Seanad voting rights case asked: ‘Is there a constitution in the world without oddities?’
University of Limerick graduate says refusal to allow him to register as an elector is unconstitutional
File image of the Seanad Chamber . Photograph: Alan Betson
The fact the Constitution is a living document is not a licence to allow for the setting up of conflicts which render its meaning indeterminate, the State has argued in a case over the alleged failure to extend voting rights for Seanad elections.
If one looks at the inter-relationship of fundamental rights of the Constitution and its structure, if that structure is indeterminate or open to radical modification through litigation in the courts then the framework under which individual rights are protected “begins to fall away”, Frank Callanan SC, for the State, argued.
“And one might ask, is there a constitution in the world that is without its oddities, idiosyncrasies, anomalies and archaisms,” counsel said.
While they can be addressed through constitutional amendment and reform, the idea that the prescribed mechanics of a Constitution can be ironed out “by a rolling process of judicial interpretation is radical and extremely problematical”, he said.
Mr Callanan was making submissions on behalf of the Minister for Housing Planning and Local Government and the Government of Ireland in opposition to a challenge by University of Limerick (UL) graduate, Tomás Heneghan.
Mr Heneghan says a refusal to allow him to register as an elector on either the university panels or the vocational panels for Seanad Eireann elections is unconstitutional.
He claims that as a UL graduate he is not entitled to vote on the panel set aside for graduates of the National University of Ireland (NUI) or the panel selected by registered graduates of Trinity College Dublin. There has been an alleged failure to implement a 1979 amendment providing for the extension of the franchise to other third level colleges, it is claimed.
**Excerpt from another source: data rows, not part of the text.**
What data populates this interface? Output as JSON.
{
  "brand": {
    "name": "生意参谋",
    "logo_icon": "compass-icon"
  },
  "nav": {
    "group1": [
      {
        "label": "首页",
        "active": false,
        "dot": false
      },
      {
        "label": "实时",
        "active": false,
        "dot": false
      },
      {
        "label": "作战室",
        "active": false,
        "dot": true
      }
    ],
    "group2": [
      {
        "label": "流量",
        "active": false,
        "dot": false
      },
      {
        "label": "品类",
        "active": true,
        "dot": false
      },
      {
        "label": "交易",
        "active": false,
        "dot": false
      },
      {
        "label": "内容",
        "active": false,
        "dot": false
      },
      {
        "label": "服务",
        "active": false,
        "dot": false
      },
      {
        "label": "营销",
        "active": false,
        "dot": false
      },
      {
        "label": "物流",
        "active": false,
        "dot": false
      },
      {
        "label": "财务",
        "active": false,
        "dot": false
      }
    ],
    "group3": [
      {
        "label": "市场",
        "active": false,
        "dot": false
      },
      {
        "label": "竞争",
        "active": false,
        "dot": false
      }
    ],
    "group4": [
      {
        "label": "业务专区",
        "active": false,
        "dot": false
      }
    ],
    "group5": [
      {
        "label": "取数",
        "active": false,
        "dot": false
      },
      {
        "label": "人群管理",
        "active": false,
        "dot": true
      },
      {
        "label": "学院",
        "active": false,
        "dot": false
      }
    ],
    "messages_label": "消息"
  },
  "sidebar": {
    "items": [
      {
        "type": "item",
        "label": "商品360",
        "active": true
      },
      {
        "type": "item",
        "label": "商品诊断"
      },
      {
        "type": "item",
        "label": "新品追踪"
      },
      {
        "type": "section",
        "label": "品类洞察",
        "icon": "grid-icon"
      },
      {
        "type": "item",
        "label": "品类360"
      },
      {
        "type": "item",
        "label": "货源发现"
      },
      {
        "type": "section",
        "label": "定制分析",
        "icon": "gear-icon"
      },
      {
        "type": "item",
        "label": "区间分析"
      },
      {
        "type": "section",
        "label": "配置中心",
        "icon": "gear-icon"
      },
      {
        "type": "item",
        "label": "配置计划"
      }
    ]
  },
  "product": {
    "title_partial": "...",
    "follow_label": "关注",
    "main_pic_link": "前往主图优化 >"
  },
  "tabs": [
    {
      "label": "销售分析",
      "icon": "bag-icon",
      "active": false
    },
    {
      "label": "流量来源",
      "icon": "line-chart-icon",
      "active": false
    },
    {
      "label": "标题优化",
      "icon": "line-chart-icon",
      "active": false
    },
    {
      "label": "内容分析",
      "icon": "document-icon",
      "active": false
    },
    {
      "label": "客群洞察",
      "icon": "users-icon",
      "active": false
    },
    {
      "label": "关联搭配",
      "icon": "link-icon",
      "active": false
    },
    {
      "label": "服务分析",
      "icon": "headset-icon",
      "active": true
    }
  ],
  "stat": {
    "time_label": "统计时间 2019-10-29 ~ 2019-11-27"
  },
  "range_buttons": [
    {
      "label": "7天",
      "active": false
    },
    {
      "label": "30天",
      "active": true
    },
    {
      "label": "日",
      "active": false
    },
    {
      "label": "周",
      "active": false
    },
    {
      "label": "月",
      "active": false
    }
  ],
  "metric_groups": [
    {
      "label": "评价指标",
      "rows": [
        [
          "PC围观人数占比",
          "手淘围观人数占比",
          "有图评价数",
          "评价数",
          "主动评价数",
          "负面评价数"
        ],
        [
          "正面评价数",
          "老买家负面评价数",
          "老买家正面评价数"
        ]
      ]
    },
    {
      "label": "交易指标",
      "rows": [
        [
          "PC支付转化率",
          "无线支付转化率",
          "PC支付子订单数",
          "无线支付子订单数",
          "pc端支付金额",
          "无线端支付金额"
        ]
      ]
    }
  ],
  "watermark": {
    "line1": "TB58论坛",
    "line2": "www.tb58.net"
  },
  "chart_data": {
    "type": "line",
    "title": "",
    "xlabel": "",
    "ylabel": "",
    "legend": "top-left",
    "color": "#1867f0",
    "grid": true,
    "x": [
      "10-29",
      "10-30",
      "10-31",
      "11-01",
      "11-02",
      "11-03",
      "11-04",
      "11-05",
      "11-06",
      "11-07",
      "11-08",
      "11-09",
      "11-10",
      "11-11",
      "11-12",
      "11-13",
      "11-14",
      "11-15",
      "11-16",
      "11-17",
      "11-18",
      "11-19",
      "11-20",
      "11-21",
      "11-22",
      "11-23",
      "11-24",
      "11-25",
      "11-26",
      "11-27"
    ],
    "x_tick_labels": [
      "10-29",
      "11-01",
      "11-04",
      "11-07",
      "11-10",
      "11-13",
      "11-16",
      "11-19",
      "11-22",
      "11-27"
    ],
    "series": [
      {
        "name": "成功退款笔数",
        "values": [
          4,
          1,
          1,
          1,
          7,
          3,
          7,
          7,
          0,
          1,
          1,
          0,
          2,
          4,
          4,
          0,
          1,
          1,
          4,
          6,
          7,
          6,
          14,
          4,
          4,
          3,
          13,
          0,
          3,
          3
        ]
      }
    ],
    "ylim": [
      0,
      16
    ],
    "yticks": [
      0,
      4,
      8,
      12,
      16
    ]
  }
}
He is also challenging a refusal to allow him the alternative of a right to to vote for the vocational panels as he is not a councillor, a former senator or a TD.
He claims he is being discriminated against on the basis of the location where he achieved his third level education and the basis of his employment.
He seeks various declarations and reliefs including that the refusal to allow him register to vote in the elections is unlawful. He also claims the provisions are incompatible with the European Convention on Human Rights.
The case is being heard by a three-judge High Court comprising the president of the court, Ms Justice Mary Irvine, Mr Justice Garrett Simons and Mr Justice Brian O’Moore.
Mr Callanan said Mr Heneghan’s claims that certain personal rights enjoyed by him under the Constitution are being denied could not be allowed to override Article 18 which established the structure of electing senators.
He said his claim that the refusal to allow him register to vote in Seanad elections was misconceived because the provisions allowing for the system of voting was done in accordance with law.
It was argued on behalf of Mr Heneghan there was a lack of political will to implement reform of the Seanad, including the failure to give effect to a 1979 constitutional amendment allowing for the expansion of the electorate for the six NUI and TCD university seats to other third level institutions, counsel said.
But there had been two comprehensive reports on reform in 2015 and 2018 which might reflect the more practical difficulties of effecting Seanad reform, he said.
Mr Callanan also said Mr Heneghan’s claims of incompatibility with the European Convention are not well founded.
Following the submissions, Mr Justice Irvine said the court was reserving its judgment.